_WORK INSTRUCTIONS:_
Every line below that holds the word "this" must be listed.

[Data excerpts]
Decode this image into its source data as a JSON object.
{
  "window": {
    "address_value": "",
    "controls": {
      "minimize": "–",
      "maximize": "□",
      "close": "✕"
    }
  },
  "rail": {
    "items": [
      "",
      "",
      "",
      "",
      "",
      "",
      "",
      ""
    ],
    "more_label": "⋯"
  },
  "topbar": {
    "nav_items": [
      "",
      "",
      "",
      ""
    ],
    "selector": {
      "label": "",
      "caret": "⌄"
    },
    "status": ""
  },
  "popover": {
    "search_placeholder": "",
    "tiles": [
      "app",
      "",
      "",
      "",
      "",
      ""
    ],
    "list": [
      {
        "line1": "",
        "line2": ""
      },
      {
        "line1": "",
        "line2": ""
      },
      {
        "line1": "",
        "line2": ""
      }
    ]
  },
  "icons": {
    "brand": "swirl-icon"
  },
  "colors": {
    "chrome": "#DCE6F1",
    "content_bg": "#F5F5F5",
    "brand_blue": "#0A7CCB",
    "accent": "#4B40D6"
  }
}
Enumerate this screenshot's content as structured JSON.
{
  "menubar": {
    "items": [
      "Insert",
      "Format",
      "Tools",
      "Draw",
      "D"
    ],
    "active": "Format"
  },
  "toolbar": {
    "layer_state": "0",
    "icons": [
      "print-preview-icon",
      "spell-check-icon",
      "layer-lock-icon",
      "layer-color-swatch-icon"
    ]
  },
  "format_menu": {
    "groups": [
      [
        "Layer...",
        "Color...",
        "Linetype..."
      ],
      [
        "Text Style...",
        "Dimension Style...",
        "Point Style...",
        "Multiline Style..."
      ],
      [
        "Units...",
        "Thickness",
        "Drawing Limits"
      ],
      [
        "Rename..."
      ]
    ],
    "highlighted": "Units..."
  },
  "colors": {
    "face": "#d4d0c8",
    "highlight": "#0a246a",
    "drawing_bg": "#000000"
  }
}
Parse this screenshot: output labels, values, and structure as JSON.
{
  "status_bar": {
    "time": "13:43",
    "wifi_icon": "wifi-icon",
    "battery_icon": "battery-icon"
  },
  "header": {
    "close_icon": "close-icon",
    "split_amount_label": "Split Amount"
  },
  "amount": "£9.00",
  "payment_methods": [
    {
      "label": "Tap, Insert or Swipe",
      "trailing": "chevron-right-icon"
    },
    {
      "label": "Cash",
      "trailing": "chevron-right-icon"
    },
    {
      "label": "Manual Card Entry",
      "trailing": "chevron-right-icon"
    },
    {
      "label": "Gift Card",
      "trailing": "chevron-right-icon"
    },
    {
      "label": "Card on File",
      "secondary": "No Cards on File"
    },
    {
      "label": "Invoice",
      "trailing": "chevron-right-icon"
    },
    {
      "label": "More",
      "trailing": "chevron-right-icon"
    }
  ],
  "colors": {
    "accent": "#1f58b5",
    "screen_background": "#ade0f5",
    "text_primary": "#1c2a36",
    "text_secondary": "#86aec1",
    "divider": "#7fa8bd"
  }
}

_TASK ANSWER:_
Decode this image into its source data as a JSON object.
Enumerate this screenshot's content as structured JSON.
Parse this screenshot: output labels, values, and structure as JSON.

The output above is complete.